▶ **ACTIVITY**: If a record holds a picture, please leave the picture out and copy the rest of the record exactly.

App and web page records
--------------------------------
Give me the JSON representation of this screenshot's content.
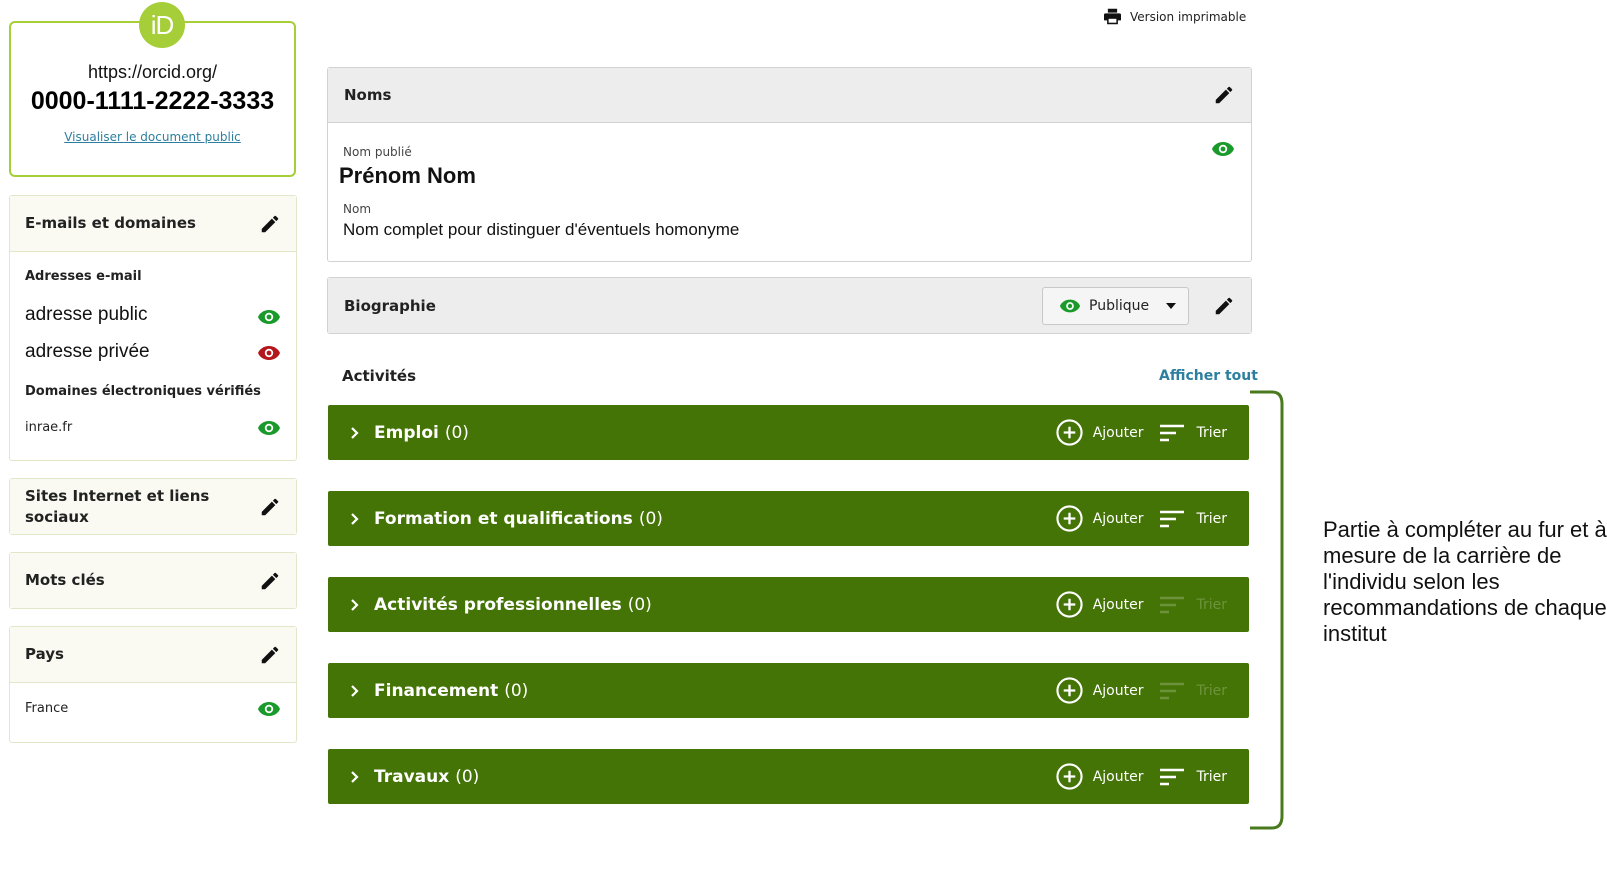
{
  "orcid": {
    "logo_text": "iD",
    "url": "https://orcid.org/",
    "number": "0000-1111-2222-3333",
    "public_link": "Visualiser le document public"
  },
  "sidebar": {
    "emails": {
      "title": "E-mails et domaines",
      "addresses_label": "Adresses e-mail",
      "public_address": "adresse public",
      "private_address": "adresse privée",
      "domains_label": "Domaines électroniques vérifiés",
      "domain": "inrae.fr"
    },
    "websites": {
      "title": "Sites Internet et liens sociaux"
    },
    "keywords": {
      "title": "Mots clés"
    },
    "country": {
      "title": "Pays",
      "value": "France"
    }
  },
  "toolbar": {
    "print_label": "Version imprimable"
  },
  "names": {
    "title": "Noms",
    "published_label": "Nom publié",
    "published_value": "Prénom Nom",
    "name_label": "Nom",
    "name_value": "Nom complet pour distinguer d'éventuels homonyme"
  },
  "biography": {
    "title": "Biographie",
    "visibility": "Publique"
  },
  "activities": {
    "title": "Activités",
    "show_all": "Afficher tout",
    "add_label": "Ajouter",
    "sort_label": "Trier",
    "sections": [
      {
        "name": "Emploi",
        "count": "(0)",
        "sort_enabled": true
      },
      {
        "name": "Formation et qualifications",
        "count": "(0)",
        "sort_enabled": true
      },
      {
        "name": "Activités professionnelles",
        "count": "(0)",
        "sort_enabled": false
      },
      {
        "name": "Financement",
        "count": "(0)",
        "sort_enabled": false
      },
      {
        "name": "Travaux",
        "count": "(0)",
        "sort_enabled": true
      }
    ]
  },
  "annotation": "Partie à compléter au fur et à mesure de la carrière de l'individu selon les recommandations de chaque institut",
  "colors": {
    "orcid_green": "#a6ce39",
    "section_green": "#447405",
    "visible_eye": "#1a9a2a",
    "private_eye": "#b4161b",
    "link_blue": "#2e7f9f"
  }
}
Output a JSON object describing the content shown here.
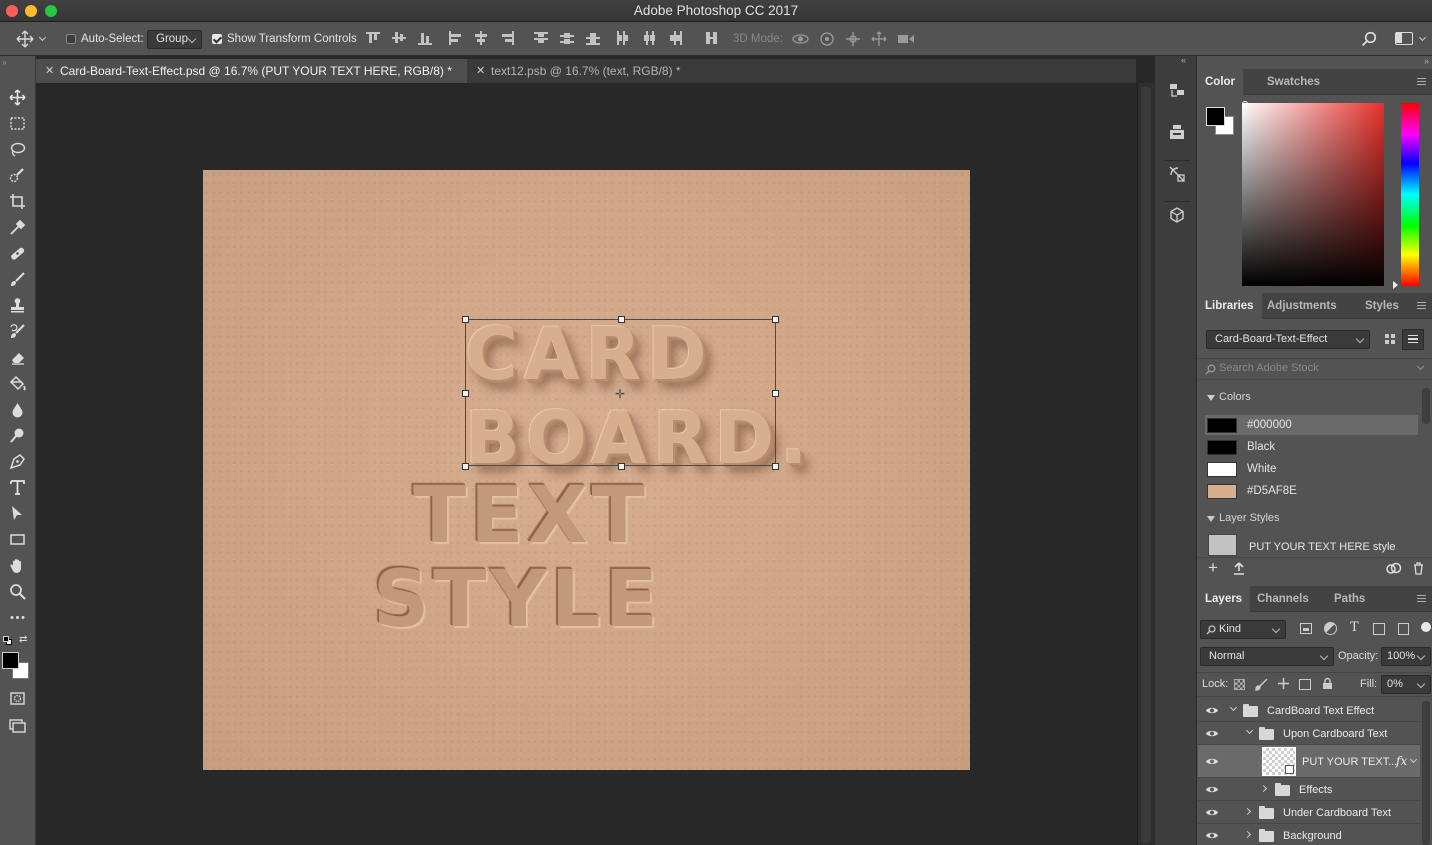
{
  "window": {
    "title": "Adobe Photoshop CC 2017"
  },
  "options_bar": {
    "auto_select_label": "Auto-Select:",
    "auto_select_checked": false,
    "auto_select_target": "Group",
    "transform_controls_label": "Show Transform Controls",
    "transform_controls_checked": true,
    "mode_3d_label": "3D Mode:"
  },
  "documents": [
    {
      "title": "Card-Board-Text-Effect.psd @ 16.7% (PUT YOUR TEXT HERE, RGB/8) *",
      "active": true
    },
    {
      "title": "text12.psb @ 16.7% (text, RGB/8) *",
      "active": false
    }
  ],
  "artwork": {
    "raised_line1": "CARD",
    "raised_line2": "BOARD.",
    "engraved_line1": "TEXT",
    "engraved_line2": "STYLE",
    "paper_color": "#D5AF8E"
  },
  "color_panel": {
    "tabs": [
      "Color",
      "Swatches"
    ],
    "foreground": "#000000",
    "background": "#ffffff"
  },
  "libraries_panel": {
    "tabs": [
      "Libraries",
      "Adjustments",
      "Styles"
    ],
    "library_name": "Card-Board-Text-Effect",
    "search_placeholder": "Search Adobe Stock",
    "colors_heading": "Colors",
    "colors": [
      {
        "label": "#000000",
        "hex": "#000000",
        "selected": true
      },
      {
        "label": "Black",
        "hex": "#000000",
        "selected": false
      },
      {
        "label": "White",
        "hex": "#ffffff",
        "selected": false
      },
      {
        "label": "#D5AF8E",
        "hex": "#D5AF8E",
        "selected": false
      }
    ],
    "layer_styles_heading": "Layer Styles",
    "layer_styles": [
      "PUT YOUR TEXT HERE style"
    ]
  },
  "layers_panel": {
    "tabs": [
      "Layers",
      "Channels",
      "Paths"
    ],
    "filter_kind": "Kind",
    "blend_mode": "Normal",
    "opacity_label": "Opacity:",
    "opacity": "100%",
    "lock_label": "Lock:",
    "fill_label": "Fill:",
    "fill": "0%",
    "layers": [
      {
        "name": "CardBoard Text Effect",
        "kind": "group",
        "level": 0,
        "expanded": true
      },
      {
        "name": "Upon Cardboard Text",
        "kind": "group",
        "level": 1,
        "expanded": true
      },
      {
        "name": "PUT YOUR TEXT...",
        "kind": "smart-object",
        "level": 2,
        "fx": "fx",
        "selected": true
      },
      {
        "name": "Effects",
        "kind": "group",
        "level": 2,
        "expanded": false
      },
      {
        "name": "Under Cardboard Text",
        "kind": "group",
        "level": 1,
        "expanded": false
      },
      {
        "name": "Background",
        "kind": "group",
        "level": 1,
        "expanded": false
      }
    ]
  },
  "tools": [
    "move-tool",
    "marquee-tool",
    "lasso-tool",
    "quick-select-tool",
    "crop-tool",
    "eyedropper-tool",
    "healing-brush-tool",
    "brush-tool",
    "clone-stamp-tool",
    "history-brush-tool",
    "eraser-tool",
    "gradient-tool",
    "blur-tool",
    "dodge-tool",
    "pen-tool",
    "type-tool",
    "path-select-tool",
    "rectangle-tool",
    "hand-tool",
    "zoom-tool",
    "more-tools"
  ]
}
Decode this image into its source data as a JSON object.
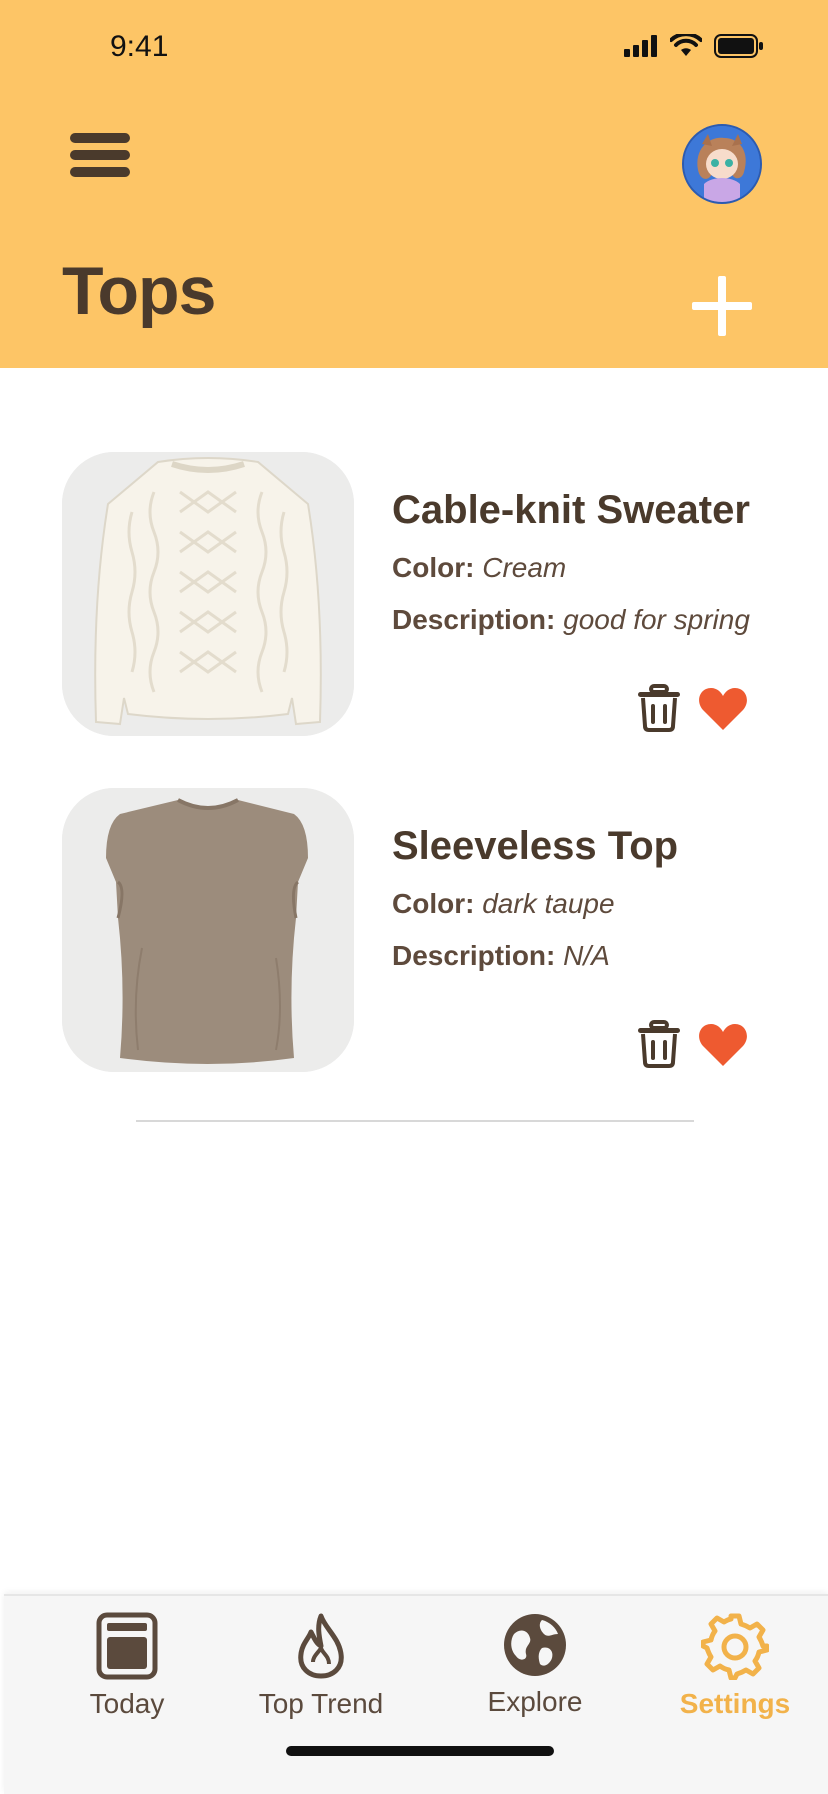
{
  "status_bar": {
    "time": "9:41"
  },
  "header": {
    "title": "Tops",
    "menu_icon": "hamburger-menu-icon",
    "add_icon": "plus-icon",
    "avatar_icon": "user-avatar"
  },
  "labels": {
    "color": "Color:",
    "description": "Description:"
  },
  "items": [
    {
      "name": "Cable-knit Sweater",
      "color": "Cream",
      "description": "good for spring"
    },
    {
      "name": "Sleeveless Top",
      "color": "dark taupe",
      "description": "N/A"
    }
  ],
  "tabs": [
    {
      "label": "Today",
      "icon": "calendar-icon"
    },
    {
      "label": "Top Trend",
      "icon": "flame-icon"
    },
    {
      "label": "Explore",
      "icon": "globe-icon"
    },
    {
      "label": "Settings",
      "icon": "gear-icon",
      "active": true
    }
  ],
  "colors": {
    "header_bg": "#fdc566",
    "accent": "#f2b24a",
    "text": "#4a3a2c",
    "heart": "#ee5a30"
  }
}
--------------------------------
▶ **EXERCISE RESULT**:
Give me the JSON representation of this screenshot's content.
{
  "orcid": {
    "logo_text": "iD",
    "url": "https://orcid.org/",
    "number": "0000-1111-2222-3333",
    "public_link": "Visualiser le document public"
  },
  "sidebar": {
    "emails": {
      "title": "E-mails et domaines",
      "addresses_label": "Adresses e-mail",
      "public_address": "adresse public",
      "private_address": "adresse privée",
      "domains_label": "Domaines électroniques vérifiés",
      "domain": "inrae.fr"
    },
    "websites": {
      "title": "Sites Internet et liens sociaux"
    },
    "keywords": {
      "title": "Mots clés"
    },
    "country": {
      "title": "Pays",
      "value": "France"
    }
  },
  "toolbar": {
    "print_label": "Version imprimable"
  },
  "names": {
    "title": "Noms",
    "published_label": "Nom publié",
    "published_value": "Prénom Nom",
    "name_label": "Nom",
    "name_value": "Nom complet pour distinguer d'éventuels homonyme"
  },
  "biography": {
    "title": "Biographie",
    "visibility": "Publique"
  },
  "activities": {
    "title": "Activités",
    "show_all": "Afficher tout",
    "add_label": "Ajouter",
    "sort_label": "Trier",
    "sections": [
      {
        "name": "Emploi",
        "count": "(0)",
        "sort_enabled": true
      },
      {
        "name": "Formation et qualifications",
        "count": "(0)",
        "sort_enabled": true
      },
      {
        "name": "Activités professionnelles",
        "count": "(0)",
        "sort_enabled": false
      },
      {
        "name": "Financement",
        "count": "(0)",
        "sort_enabled": false
      },
      {
        "name": "Travaux",
        "count": "(0)",
        "sort_enabled": true
      }
    ]
  },
  "annotation": "Partie à compléter au fur et à mesure de la carrière de l'individu selon les recommandations de chaque institut",
  "colors": {
    "orcid_green": "#a6ce39",
    "section_green": "#447405",
    "visible_eye": "#1a9a2a",
    "private_eye": "#b4161b",
    "link_blue": "#2e7f9f"
  }
}
Output a JSON object describing the content shown here.
{
  "window": {
    "title": "Adobe Photoshop CC 2017"
  },
  "options_bar": {
    "auto_select_label": "Auto-Select:",
    "auto_select_checked": false,
    "auto_select_target": "Group",
    "transform_controls_label": "Show Transform Controls",
    "transform_controls_checked": true,
    "mode_3d_label": "3D Mode:"
  },
  "documents": [
    {
      "title": "Card-Board-Text-Effect.psd @ 16.7% (PUT YOUR TEXT HERE, RGB/8) *",
      "active": true
    },
    {
      "title": "text12.psb @ 16.7% (text, RGB/8) *",
      "active": false
    }
  ],
  "artwork": {
    "raised_line1": "CARD",
    "raised_line2": "BOARD.",
    "engraved_line1": "TEXT",
    "engraved_line2": "STYLE",
    "paper_color": "#D5AF8E"
  },
  "color_panel": {
    "tabs": [
      "Color",
      "Swatches"
    ],
    "foreground": "#000000",
    "background": "#ffffff"
  },
  "libraries_panel": {
    "tabs": [
      "Libraries",
      "Adjustments",
      "Styles"
    ],
    "library_name": "Card-Board-Text-Effect",
    "search_placeholder": "Search Adobe Stock",
    "colors_heading": "Colors",
    "colors": [
      {
        "label": "#000000",
        "hex": "#000000",
        "selected": true
      },
      {
        "label": "Black",
        "hex": "#000000",
        "selected": false
      },
      {
        "label": "White",
        "hex": "#ffffff",
        "selected": false
      },
      {
        "label": "#D5AF8E",
        "hex": "#D5AF8E",
        "selected": false
      }
    ],
    "layer_styles_heading": "Layer Styles",
    "layer_styles": [
      "PUT YOUR TEXT HERE style"
    ]
  },
  "layers_panel": {
    "tabs": [
      "Layers",
      "Channels",
      "Paths"
    ],
    "filter_kind": "Kind",
    "blend_mode": "Normal",
    "opacity_label": "Opacity:",
    "opacity": "100%",
    "lock_label": "Lock:",
    "fill_label": "Fill:",
    "fill": "0%",
    "layers": [
      {
        "name": "CardBoard Text Effect",
        "kind": "group",
        "level": 0,
        "expanded": true
      },
      {
        "name": "Upon Cardboard Text",
        "kind": "group",
        "level": 1,
        "expanded": true
      },
      {
        "name": "PUT YOUR TEXT...",
        "kind": "smart-object",
        "level": 2,
        "fx": "fx",
        "selected": true
      },
      {
        "name": "Effects",
        "kind": "group",
        "level": 2,
        "expanded": false
      },
      {
        "name": "Under Cardboard Text",
        "kind": "group",
        "level": 1,
        "expanded": false
      },
      {
        "name": "Background",
        "kind": "group",
        "level": 1,
        "expanded": false
      }
    ]
  },
  "tools": [
    "move-tool",
    "marquee-tool",
    "lasso-tool",
    "quick-select-tool",
    "crop-tool",
    "eyedropper-tool",
    "healing-brush-tool",
    "brush-tool",
    "clone-stamp-tool",
    "history-brush-tool",
    "eraser-tool",
    "gradient-tool",
    "blur-tool",
    "dodge-tool",
    "pen-tool",
    "type-tool",
    "path-select-tool",
    "rectangle-tool",
    "hand-tool",
    "zoom-tool",
    "more-tools"
  ]
}
Decode this image into its source data as a JSON object.
{
  "status_bar": {
    "time": "9:41"
  },
  "header": {
    "title": "Tops",
    "menu_icon": "hamburger-menu-icon",
    "add_icon": "plus-icon",
    "avatar_icon": "user-avatar"
  },
  "labels": {
    "color": "Color:",
    "description": "Description:"
  },
  "items": [
    {
      "name": "Cable-knit Sweater",
      "color": "Cream",
      "description": "good for spring"
    },
    {
      "name": "Sleeveless Top",
      "color": "dark taupe",
      "description": "N/A"
    }
  ],
  "tabs": [
    {
      "label": "Today",
      "icon": "calendar-icon"
    },
    {
      "label": "Top Trend",
      "icon": "flame-icon"
    },
    {
      "label": "Explore",
      "icon": "globe-icon"
    },
    {
      "label": "Settings",
      "icon": "gear-icon",
      "active": true
    }
  ],
  "colors": {
    "header_bg": "#fdc566",
    "accent": "#f2b24a",
    "text": "#4a3a2c",
    "heart": "#ee5a30"
  }
}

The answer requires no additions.